Exercise description ▸ Check each line below for the word "placeholder", then please report how many lines have it and nothing more.

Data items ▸
▬▬▬

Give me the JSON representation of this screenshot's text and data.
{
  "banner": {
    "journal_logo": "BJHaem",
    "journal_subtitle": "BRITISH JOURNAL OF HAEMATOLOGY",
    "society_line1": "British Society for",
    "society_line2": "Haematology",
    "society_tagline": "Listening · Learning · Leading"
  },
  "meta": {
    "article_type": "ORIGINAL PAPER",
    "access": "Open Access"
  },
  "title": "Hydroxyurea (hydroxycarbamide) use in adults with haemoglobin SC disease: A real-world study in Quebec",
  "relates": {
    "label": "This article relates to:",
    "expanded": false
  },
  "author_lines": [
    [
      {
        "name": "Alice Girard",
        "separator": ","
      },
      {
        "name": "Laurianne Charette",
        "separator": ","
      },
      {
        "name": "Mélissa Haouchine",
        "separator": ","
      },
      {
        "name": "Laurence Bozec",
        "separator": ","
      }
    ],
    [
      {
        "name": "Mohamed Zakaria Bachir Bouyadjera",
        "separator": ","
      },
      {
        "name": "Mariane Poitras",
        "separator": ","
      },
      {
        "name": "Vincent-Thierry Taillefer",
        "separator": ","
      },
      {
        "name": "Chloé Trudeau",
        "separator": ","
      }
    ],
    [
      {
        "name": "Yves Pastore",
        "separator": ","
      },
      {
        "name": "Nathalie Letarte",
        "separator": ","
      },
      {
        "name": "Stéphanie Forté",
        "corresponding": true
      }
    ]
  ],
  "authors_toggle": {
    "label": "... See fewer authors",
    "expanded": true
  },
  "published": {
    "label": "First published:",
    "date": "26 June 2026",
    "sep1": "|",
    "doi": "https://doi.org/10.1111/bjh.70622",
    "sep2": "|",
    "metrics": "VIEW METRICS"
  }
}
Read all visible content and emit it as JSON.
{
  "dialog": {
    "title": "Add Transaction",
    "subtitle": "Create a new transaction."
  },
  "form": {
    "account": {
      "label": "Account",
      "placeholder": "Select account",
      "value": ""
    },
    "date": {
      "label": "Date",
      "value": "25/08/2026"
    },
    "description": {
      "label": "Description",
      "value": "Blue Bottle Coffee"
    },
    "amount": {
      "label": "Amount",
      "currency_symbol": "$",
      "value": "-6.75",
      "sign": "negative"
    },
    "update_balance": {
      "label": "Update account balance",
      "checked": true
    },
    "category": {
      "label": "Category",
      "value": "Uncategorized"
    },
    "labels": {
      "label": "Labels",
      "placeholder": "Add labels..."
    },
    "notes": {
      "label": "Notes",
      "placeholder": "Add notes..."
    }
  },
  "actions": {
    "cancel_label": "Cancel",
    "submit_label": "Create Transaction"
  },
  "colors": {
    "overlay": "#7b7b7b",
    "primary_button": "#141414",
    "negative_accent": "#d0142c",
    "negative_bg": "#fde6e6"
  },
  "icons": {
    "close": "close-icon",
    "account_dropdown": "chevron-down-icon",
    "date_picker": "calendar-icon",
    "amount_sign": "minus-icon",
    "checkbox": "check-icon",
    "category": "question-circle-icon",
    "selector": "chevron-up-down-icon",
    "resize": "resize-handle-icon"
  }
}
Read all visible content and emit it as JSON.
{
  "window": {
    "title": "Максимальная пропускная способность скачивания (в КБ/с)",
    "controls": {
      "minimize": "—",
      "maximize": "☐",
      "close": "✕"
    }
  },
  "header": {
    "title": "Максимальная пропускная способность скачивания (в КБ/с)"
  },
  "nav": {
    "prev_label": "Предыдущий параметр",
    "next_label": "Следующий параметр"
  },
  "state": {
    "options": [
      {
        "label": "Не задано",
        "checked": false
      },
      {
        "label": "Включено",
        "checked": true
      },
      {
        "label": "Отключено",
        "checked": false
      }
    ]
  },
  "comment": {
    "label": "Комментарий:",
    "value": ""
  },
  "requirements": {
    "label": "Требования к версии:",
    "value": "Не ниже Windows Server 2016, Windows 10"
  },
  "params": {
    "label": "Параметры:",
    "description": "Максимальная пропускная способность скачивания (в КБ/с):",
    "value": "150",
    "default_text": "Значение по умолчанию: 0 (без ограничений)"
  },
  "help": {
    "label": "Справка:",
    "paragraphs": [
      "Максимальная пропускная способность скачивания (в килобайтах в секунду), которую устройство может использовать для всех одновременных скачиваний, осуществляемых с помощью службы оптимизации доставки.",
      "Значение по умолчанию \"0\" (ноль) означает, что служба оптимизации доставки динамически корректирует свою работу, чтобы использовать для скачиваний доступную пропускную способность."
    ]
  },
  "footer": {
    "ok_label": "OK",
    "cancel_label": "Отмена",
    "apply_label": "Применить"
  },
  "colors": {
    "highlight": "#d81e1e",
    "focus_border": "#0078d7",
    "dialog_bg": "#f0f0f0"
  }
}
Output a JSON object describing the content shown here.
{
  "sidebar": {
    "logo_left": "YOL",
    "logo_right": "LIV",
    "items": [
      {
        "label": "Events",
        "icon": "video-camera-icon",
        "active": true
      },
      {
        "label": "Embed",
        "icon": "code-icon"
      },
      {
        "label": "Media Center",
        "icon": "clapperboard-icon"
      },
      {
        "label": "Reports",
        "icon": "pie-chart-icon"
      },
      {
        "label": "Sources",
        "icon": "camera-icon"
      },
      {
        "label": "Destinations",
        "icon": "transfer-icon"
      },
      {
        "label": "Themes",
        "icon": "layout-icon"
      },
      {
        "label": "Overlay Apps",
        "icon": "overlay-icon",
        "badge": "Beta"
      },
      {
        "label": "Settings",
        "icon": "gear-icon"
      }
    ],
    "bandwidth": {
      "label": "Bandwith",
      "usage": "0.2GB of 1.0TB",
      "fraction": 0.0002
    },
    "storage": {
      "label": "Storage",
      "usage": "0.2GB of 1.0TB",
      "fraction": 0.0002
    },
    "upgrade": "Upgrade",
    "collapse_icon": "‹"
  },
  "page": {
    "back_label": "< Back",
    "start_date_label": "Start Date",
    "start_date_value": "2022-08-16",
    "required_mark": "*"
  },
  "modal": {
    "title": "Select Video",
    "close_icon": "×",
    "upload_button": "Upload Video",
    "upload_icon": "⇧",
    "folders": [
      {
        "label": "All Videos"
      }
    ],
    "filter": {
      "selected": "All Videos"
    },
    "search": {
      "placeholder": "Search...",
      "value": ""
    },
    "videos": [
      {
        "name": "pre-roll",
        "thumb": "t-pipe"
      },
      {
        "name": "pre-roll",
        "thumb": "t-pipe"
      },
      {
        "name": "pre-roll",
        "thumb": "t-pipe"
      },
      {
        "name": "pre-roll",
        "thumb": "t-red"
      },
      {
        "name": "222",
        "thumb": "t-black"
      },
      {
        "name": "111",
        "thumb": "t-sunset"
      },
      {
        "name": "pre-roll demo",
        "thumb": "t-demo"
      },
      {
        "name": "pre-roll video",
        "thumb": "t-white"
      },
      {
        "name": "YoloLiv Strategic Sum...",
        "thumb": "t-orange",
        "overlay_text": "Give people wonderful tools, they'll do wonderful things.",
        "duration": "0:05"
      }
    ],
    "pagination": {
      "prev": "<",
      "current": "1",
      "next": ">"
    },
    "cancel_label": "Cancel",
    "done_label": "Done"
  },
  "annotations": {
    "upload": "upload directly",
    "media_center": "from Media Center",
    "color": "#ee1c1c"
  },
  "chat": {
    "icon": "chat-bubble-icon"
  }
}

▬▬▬

Output for this task ▸ 4